In addition to setting the DefaultSeparateVDM value, you can use the Registry to configure other aspects of the WOW application environment. Some values, such as the size of the WOW environment (for RISC machines) or the command-line options, are in the same WOW subkey as the DefaultSeparateVDM value. Other values are in different subkeys in the SOFTWARE hive.
To change the size of the WOW environment, locate the wowsize value in HKEY_LOCAL_MACHINE\SYSTEM\CurrentControlSet\Control\WOW. This setting applies to only RISC-based systems. Intel-based systems ignore this setting because NT provides all memory on Intel systems on an as-needed basis. This value (ranging from 0MB to 16MB) sets the size of the WOW environment, and NT determines the default value according to the system configuration. Because of the overhead associated with the WOW VDM, for each megabyte that you specify in this setting, NT allocates 1.25MB of memory. Therefore, a wowsize value of 4MB uses 5MB of memory, even though applications can access only 4MB.
Table 1 shows the recommended WOW VDM sizes for various systems according to the amount of installed memory. You can use this table as a guide for selecting the wowsize value for your RISC-based NT machine. Most applications will fail if you set the wowsize value to less than 3MB. Therefore, always set this value to at least 3MB, and set it higher if possible.

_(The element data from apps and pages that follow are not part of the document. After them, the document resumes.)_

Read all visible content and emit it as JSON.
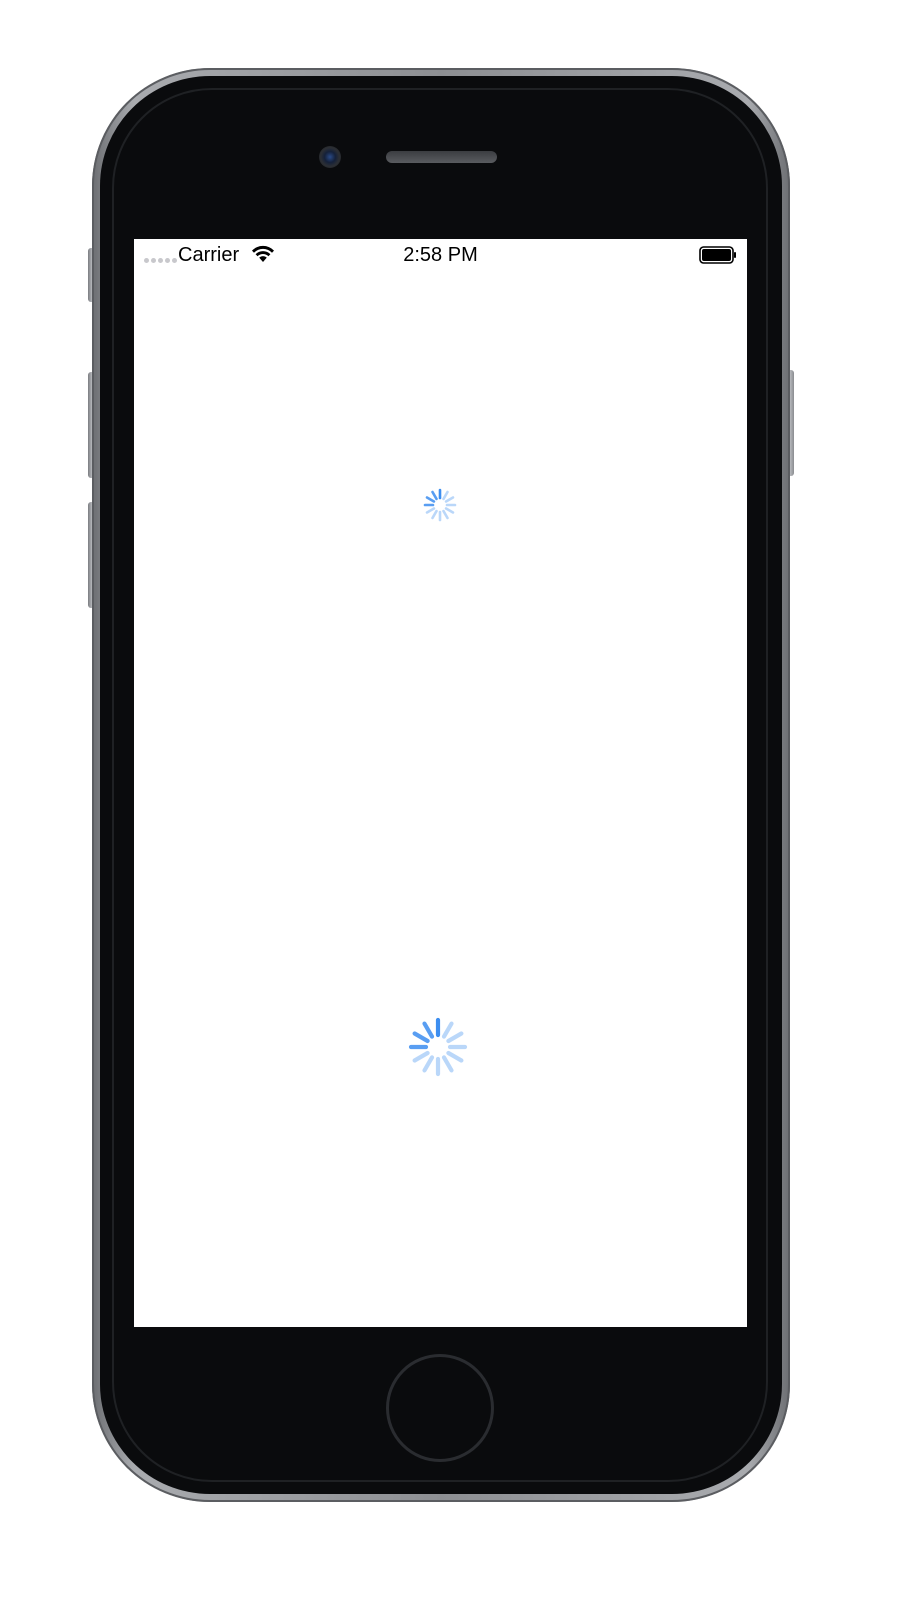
{
  "status_bar": {
    "carrier": "Carrier",
    "time": "2:58 PM",
    "signal_icon": "signal-dots-icon",
    "wifi_icon": "wifi-icon",
    "battery_icon": "battery-icon"
  },
  "content": {
    "spinners": [
      {
        "name": "activity-indicator-small",
        "size": "small",
        "color": "#3d8ef0"
      },
      {
        "name": "activity-indicator-large",
        "size": "large",
        "color": "#3d8ef0"
      }
    ]
  },
  "device": {
    "frame_color": "#0a0b0d",
    "screen_color": "#ffffff"
  }
}
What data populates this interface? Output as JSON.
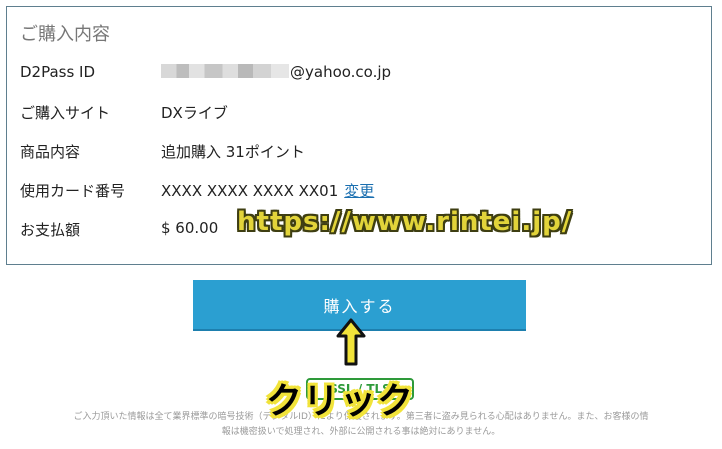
{
  "summary": {
    "title": "ご購入内容",
    "rows": [
      {
        "label": "D2Pass ID",
        "value": "@yahoo.co.jp"
      },
      {
        "label": "ご購入サイト",
        "value": "DXライブ"
      },
      {
        "label": "商品内容",
        "value": "追加購入 31ポイント"
      },
      {
        "label": "使用カード番号",
        "value": "XXXX XXXX XXXX XX01",
        "link": "変更"
      },
      {
        "label": "お支払額",
        "value": "$ 60.00"
      }
    ]
  },
  "watermark": "https://www.rintei.jp/",
  "purchase_button": "購入する",
  "ssl_badge": "SSL / TLS",
  "click_callout": "クリック",
  "footer_note": {
    "line1": "ご入力頂いた情報は全て業界標準の暗号技術（デジタルID）により保護されます。第三者に盗み見られる心配はありません。また、お客様の情",
    "line2": "報は機密扱いで処理され、外部に公開される事は絶対にありません。"
  },
  "colors": {
    "button": "#2b9fd1",
    "link": "#1a6fb0",
    "callout": "#f1e33a"
  },
  "icons": [
    "arrow-up-icon"
  ]
}
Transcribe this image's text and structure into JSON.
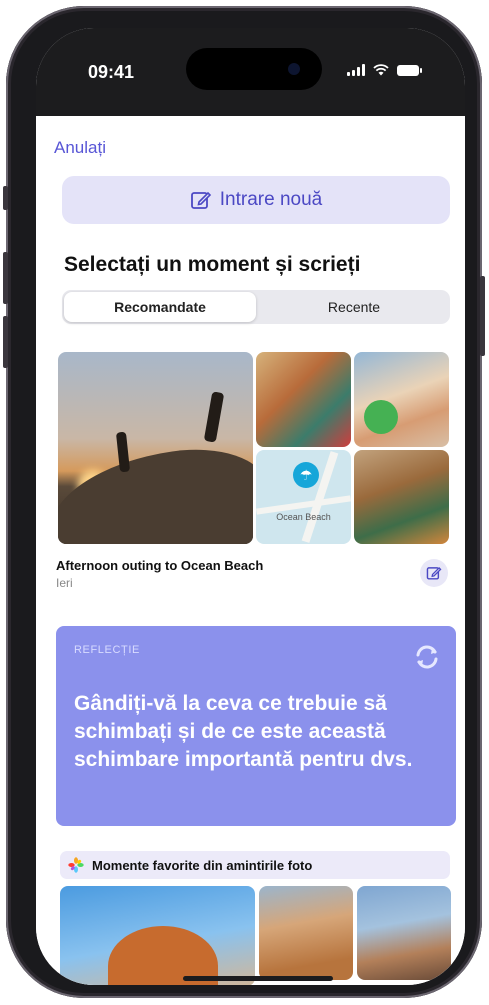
{
  "status_bar": {
    "time": "09:41"
  },
  "nav": {
    "cancel_label": "Anulați"
  },
  "new_entry": {
    "label": "Intrare nouă",
    "icon": "compose-icon"
  },
  "section": {
    "title": "Selectați un moment și scrieți"
  },
  "segmented_control": {
    "options": [
      "Recomandate",
      "Recente"
    ],
    "selected": "Recomandate"
  },
  "moment_card": {
    "title": "Afternoon outing to Ocean Beach",
    "subtitle": "Ieri",
    "map_label": "Ocean Beach",
    "edit_icon": "compose-icon"
  },
  "reflection": {
    "kicker": "REFLECȚIE",
    "prompt": "Gândiți-vă la ceva ce trebuie să schimbați și de ce este această schimbare importantă pentru dvs.",
    "background_color": "#8b91ec",
    "refresh_icon": "refresh-icon"
  },
  "favorites": {
    "label": "Momente favorite din amintirile foto",
    "icon": "photos-icon"
  },
  "colors": {
    "accent": "#5856d6"
  }
}
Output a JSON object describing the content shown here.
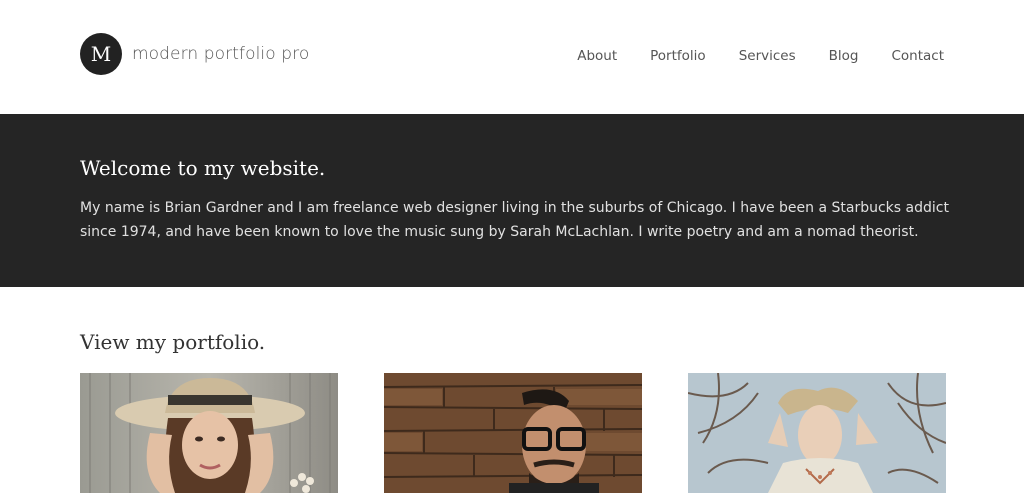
{
  "site": {
    "logo_letter": "M",
    "title": "modern portfolio pro"
  },
  "nav": {
    "items": [
      {
        "label": "About"
      },
      {
        "label": "Portfolio"
      },
      {
        "label": "Services"
      },
      {
        "label": "Blog"
      },
      {
        "label": "Contact"
      }
    ]
  },
  "welcome": {
    "heading": "Welcome to my website.",
    "body": "My name is Brian Gardner and I am freelance web designer living in the suburbs of Chicago. I have been a Starbucks addict since 1974, and have been known to love the music sung by Sarah McLachlan. I write poetry and am a nomad theorist."
  },
  "portfolio": {
    "heading": "View my portfolio."
  },
  "colors": {
    "dark_band": "#252525",
    "logo_circle": "#222222",
    "nav_text": "#555555"
  }
}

Most NT RISC system users don't have to worry about the wowsize value because most RISC-based computers have at least 32MB of memory. A large wowsize value will cause problems only when memory resources are limited and little or no memory is available for other applications or the system. Also, remember that the WOW VDM continues to run even after the Win16 application that invoked it has terminated.
Another Registry value in the WOW subkey that you can set for the WOW subsystem is wowcmdline. Only the WOW VDMs (those processes that Win16 applications invoke) use this value, which specifies the command-line parameters that NT issues when you invoke a 16-bit Windows application. You specify the path to ntvdm.exe and any of the following optional switches: -a, which specifies a command to pass to the VDM; -f, which specifies the directory to find ntvdm.exe; -m, which hides the VDM console window; or -w, which specifies the WOW VDM. The default value is %SystemRoot%\system32\ntvdm.exe -a%SystemRoot%\system32\krnl386.
You can find other WOW-related Registry entries at HKEY_LOCAL_MACHINE\SOFTWARE\ Microsoft\Windows NT\CurrentVersion\WOW. This Registry location references the Windows 3.x system.ini file. The values in the subkeys at this location are the same items you might find under the corresponding system.ini headings (NT maintains these settings for backward compatibility with Win16 applications).
That's All the WOW for Now
Although computer users running applications in a 32-bit environment often overlook the WOW subsystem, it is still an important part of NT for 16-bit Windows applications users. By following the tips outlined in this article, you can gain control over WOW's behavior and optimize the subsystem's configuration for your machine and application environment.